He changed his assessment of where policy is vis-à-vis the neutral rate (or at least that’s what he’s saying publicly which is all that matters) and the November minutes, released a day later, underscored the Fed’s apparent shift, suggesting this was weeks in the making.
The result: the best week for U.S. stocks since 2011.
Powell also managed to slam the brakes on the Growth-to-Value shift that predominated during the selloff and lingered during the November volatility. This was among the three best weeks for the Growth ETF relative to the Value ETF in years.
In the same vein, this was the best week for the Bloomberg U.S. Pure Growth Portfolio total return index since 2011.
In addition, rates markets have aggressively repriced the Fed path and markets pretty clearly believe that 2019 will see just one additional hike after December. Again, that’s about all you can ask Powell to do.
So, it’s up to Trump to keep the momentum going. The news flow around a possible trade truce with China was generally upbeat on Friday, but there are myriad reasons to doubt that a meaningful deal is possible. That said, anything will do here. A simple commitment to keep talking paired with a tacit understanding that the U.S. won’t escalate things further for the time being would be all the excuse risk assets need to extend the rally, especially in light of Powell’s apparent relent.
As noted early Friday, discretionary/fundamental investors are likely underexposed following the October de-leveraging/purge, leaving them to scramble for exposure on large moves to the upside, a dynamic that could potentially turbocharge rallies.

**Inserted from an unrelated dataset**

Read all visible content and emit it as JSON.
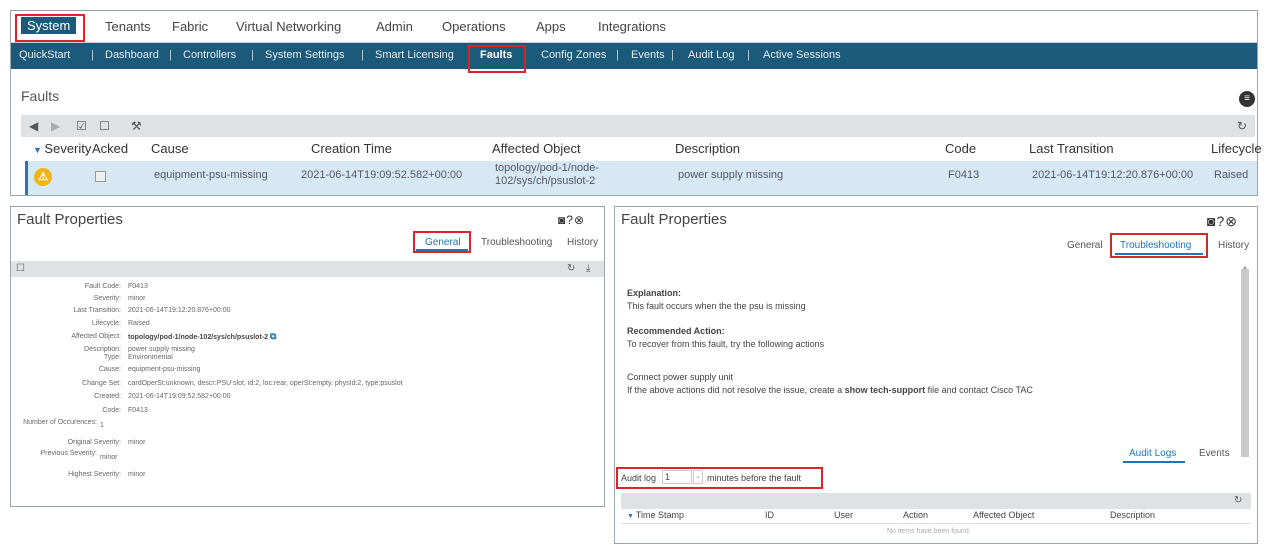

In a note out Friday evening, Goldman underscores light positioning among institutional and leveraged investors. “Our Sentiment Indicator, which measures net equity futures positions of institutional and leveraged investors relative to the past 12 months, stands at just 12”, the bank writes, adding that “the most recent move lower in net equity futures exposure has been primarily driven by a decline in long positions.”
Goldman goes on to reiterate what they laid out in the latest edition of their quarterly hedge fund monitor. “After declining all year, hedge fund net exposures stand near the lowest level since 1H 2017 [and while] gross exposure had held up for much of 2018, [it] declined sharply during the most recent equity market sell-off”, the bank says.
There would appear to be considerable scope for re-leveraging from this crowd (assuming they have the P/L to play with after an abysmal October) and when you throw in the possibility of CTAs piling on, you’re left to ponder the prospect of a sharp move to the upside on any positive news out of Buenos Aires. If Growth can continue to outperform, well then all the better.
Goldman also reminds you that “December has historically been a strong month for US equities [with the] S&P posting a positive December return in 79% of years since 1985 (median return of 1.3%), the highest hit rate of any month.” That’ll need to materialize if the S&P is going to make it to Goldman’s year-end target.
Of course this could just as easily go the other direction. It’s all up to Trump now. If he drops the ball, perhaps Jay can get himself a verified Twitter account and lament #DeplorableDon killing the Powell put rally.